[Data records for software interfaces]
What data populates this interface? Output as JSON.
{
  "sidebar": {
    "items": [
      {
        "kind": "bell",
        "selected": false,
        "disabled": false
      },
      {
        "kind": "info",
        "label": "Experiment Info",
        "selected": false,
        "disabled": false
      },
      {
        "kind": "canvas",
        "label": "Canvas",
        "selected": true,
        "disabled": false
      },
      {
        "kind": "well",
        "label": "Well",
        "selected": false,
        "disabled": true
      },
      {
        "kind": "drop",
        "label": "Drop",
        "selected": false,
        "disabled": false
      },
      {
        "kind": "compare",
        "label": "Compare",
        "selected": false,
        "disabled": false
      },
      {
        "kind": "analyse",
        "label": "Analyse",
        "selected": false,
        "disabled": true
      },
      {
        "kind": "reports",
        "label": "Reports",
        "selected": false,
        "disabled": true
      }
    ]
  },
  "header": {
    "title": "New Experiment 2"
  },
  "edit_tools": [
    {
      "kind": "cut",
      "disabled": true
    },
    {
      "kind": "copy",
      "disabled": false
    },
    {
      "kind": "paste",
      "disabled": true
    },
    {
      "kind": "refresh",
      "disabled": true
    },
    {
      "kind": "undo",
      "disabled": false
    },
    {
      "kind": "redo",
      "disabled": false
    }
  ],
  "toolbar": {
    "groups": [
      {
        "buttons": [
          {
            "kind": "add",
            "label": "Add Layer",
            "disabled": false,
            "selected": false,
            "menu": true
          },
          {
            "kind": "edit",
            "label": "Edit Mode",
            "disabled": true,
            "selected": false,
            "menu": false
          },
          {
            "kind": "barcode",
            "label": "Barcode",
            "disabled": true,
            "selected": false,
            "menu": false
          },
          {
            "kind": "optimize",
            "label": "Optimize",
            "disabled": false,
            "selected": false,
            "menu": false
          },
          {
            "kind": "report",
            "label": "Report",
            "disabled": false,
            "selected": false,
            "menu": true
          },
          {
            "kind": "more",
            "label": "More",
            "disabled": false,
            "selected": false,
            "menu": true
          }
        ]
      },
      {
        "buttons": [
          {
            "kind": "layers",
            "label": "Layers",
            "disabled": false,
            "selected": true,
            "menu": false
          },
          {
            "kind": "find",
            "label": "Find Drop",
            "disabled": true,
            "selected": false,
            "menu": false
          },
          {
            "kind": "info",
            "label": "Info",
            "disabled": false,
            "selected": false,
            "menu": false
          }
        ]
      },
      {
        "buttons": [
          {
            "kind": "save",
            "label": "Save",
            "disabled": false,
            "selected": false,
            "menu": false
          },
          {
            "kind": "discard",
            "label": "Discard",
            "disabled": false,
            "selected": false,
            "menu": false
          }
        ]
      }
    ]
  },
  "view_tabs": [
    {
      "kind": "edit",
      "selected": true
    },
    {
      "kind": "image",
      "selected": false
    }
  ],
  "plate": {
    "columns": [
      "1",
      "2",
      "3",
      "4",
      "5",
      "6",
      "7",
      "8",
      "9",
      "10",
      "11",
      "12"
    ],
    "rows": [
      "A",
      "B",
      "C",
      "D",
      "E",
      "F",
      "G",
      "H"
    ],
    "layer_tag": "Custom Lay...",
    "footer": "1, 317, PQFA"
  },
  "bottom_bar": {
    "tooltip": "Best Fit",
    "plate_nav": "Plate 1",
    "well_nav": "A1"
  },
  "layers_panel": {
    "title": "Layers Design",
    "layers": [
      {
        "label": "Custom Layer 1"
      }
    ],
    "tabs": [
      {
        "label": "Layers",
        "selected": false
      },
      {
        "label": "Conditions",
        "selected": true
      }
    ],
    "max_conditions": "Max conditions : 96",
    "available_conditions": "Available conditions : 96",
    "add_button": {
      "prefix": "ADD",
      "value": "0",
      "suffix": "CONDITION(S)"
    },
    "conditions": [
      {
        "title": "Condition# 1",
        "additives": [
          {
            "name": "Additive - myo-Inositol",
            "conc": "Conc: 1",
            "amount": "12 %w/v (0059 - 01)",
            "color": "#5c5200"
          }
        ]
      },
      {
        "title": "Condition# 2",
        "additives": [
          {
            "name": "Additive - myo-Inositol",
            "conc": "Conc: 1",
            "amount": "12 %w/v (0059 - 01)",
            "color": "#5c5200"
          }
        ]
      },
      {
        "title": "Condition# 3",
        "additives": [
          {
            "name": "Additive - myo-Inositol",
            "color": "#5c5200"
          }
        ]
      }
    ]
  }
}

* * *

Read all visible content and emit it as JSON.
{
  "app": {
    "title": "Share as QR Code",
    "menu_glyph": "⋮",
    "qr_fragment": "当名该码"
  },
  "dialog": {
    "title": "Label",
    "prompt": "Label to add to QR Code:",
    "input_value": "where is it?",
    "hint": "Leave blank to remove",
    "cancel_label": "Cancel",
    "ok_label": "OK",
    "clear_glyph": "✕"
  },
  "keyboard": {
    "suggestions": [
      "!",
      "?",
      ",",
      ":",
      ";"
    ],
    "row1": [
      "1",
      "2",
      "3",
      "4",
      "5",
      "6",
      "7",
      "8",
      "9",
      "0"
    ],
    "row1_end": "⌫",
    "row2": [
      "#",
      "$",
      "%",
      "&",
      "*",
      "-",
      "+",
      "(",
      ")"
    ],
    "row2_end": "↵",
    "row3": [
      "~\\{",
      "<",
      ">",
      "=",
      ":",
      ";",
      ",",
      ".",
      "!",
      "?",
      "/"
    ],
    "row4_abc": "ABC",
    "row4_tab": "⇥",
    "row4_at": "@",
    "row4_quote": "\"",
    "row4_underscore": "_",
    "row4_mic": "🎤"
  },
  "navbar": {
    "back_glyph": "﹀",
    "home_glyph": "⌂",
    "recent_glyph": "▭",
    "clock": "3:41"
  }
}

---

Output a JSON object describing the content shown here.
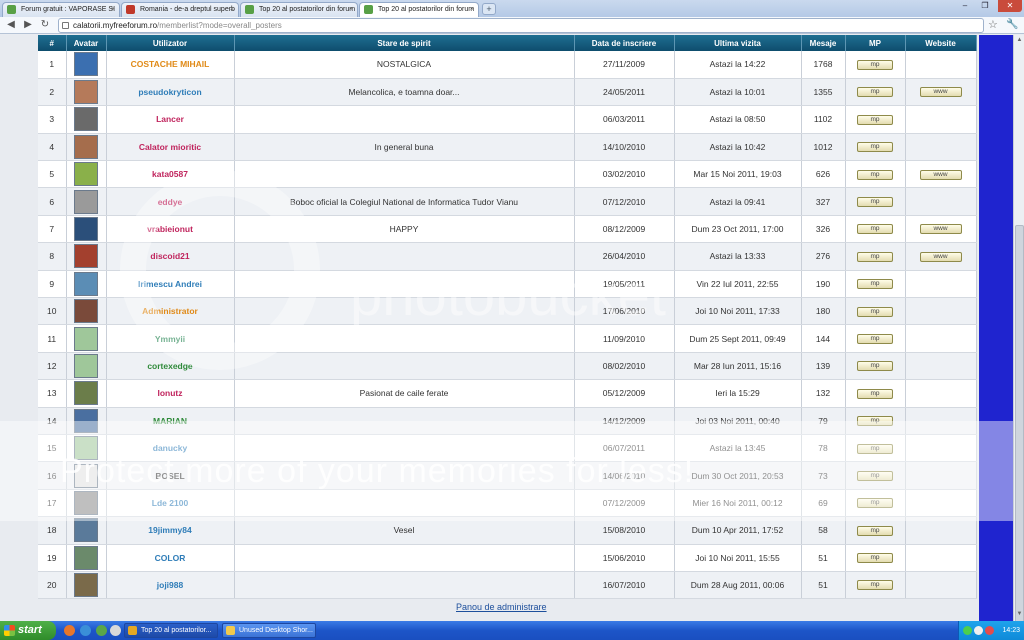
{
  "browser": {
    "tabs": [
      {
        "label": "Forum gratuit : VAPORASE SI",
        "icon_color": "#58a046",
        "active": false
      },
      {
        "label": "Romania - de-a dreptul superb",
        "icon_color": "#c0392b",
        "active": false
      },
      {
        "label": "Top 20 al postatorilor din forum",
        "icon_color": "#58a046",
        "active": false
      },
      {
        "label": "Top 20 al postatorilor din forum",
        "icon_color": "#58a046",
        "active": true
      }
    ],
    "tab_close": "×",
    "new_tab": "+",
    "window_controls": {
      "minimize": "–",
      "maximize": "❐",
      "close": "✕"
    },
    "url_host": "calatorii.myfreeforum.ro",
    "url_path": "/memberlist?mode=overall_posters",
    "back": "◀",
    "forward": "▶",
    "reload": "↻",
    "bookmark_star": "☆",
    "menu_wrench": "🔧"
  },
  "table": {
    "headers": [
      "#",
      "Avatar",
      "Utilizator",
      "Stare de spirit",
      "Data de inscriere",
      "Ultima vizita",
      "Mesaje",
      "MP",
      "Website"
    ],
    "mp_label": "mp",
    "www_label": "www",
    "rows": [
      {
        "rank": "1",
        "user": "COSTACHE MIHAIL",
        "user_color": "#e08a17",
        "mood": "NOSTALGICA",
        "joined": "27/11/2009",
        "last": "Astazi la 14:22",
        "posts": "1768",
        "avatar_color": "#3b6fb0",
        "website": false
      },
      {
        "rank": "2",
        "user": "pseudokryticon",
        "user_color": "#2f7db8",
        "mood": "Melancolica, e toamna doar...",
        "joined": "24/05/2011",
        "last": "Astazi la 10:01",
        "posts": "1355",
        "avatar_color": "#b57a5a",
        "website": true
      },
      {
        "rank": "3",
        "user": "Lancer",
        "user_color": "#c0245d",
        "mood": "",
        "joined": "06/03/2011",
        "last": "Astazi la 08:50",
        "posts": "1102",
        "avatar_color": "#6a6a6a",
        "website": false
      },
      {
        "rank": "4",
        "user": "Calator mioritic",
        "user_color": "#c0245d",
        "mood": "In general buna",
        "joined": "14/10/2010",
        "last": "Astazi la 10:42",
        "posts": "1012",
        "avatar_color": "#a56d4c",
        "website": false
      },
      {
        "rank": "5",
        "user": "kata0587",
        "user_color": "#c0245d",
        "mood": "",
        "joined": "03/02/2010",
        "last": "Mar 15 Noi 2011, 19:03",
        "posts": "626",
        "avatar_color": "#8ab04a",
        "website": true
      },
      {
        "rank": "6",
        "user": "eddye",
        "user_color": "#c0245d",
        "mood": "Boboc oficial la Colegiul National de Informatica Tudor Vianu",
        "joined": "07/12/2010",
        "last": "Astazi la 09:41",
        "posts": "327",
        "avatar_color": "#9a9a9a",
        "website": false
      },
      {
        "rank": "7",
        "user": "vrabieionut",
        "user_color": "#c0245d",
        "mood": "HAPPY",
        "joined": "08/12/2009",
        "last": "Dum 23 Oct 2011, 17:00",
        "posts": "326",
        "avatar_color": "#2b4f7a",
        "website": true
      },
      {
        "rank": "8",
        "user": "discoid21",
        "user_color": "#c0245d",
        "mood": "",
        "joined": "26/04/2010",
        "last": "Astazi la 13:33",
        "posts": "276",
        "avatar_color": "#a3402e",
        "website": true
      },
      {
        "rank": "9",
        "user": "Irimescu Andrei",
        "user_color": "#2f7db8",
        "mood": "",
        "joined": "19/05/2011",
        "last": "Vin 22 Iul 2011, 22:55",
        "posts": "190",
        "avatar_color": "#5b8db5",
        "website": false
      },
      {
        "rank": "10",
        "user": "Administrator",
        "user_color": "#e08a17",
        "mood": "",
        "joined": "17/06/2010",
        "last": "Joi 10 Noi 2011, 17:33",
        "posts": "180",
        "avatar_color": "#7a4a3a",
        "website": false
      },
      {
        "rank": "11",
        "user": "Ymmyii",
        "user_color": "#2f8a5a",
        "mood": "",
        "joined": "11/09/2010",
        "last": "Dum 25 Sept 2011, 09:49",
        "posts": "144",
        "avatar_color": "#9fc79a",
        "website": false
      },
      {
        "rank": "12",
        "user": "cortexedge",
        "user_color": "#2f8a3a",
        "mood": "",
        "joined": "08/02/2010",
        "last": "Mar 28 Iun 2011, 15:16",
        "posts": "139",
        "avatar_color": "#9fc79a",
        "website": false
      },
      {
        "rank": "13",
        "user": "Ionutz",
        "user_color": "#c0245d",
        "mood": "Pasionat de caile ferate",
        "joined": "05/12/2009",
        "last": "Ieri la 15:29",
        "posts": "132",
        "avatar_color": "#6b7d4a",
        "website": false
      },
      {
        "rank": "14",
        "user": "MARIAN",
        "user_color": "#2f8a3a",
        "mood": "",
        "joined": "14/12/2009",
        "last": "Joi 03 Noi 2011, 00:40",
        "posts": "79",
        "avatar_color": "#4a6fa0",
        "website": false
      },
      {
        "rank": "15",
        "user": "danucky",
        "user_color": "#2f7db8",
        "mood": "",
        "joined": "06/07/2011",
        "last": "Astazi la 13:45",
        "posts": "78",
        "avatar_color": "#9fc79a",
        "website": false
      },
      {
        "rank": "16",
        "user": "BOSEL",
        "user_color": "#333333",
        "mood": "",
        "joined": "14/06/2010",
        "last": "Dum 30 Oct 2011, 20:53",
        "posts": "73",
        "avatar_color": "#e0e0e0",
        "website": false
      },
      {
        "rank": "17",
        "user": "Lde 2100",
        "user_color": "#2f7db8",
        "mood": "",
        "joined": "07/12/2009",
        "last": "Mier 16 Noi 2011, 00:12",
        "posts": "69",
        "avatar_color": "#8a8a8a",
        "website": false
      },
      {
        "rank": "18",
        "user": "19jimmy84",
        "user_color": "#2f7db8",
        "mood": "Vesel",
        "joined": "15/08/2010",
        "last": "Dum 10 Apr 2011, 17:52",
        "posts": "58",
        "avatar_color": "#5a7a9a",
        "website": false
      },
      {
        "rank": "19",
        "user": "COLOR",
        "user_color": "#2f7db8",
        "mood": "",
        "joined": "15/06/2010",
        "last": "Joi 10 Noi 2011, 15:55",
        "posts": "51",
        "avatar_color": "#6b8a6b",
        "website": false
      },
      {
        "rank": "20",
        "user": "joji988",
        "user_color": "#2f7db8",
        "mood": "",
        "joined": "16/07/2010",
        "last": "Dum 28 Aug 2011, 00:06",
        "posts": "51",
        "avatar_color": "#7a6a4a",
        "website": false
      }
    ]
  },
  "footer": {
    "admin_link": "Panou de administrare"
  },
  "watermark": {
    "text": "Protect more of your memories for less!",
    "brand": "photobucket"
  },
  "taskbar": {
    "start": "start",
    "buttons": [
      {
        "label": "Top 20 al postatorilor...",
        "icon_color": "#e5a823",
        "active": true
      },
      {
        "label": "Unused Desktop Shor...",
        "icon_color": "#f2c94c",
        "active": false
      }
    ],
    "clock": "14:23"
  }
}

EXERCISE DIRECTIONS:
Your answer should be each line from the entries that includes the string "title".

TASK OUTPUT:
    "title": "New Experiment 2"
    "title": "Layers Design",
        "title": "Condition# 1",
        "title": "Condition# 2",
        "title": "Condition# 3",
    "title": "Share as QR Code",
    "title": "Label",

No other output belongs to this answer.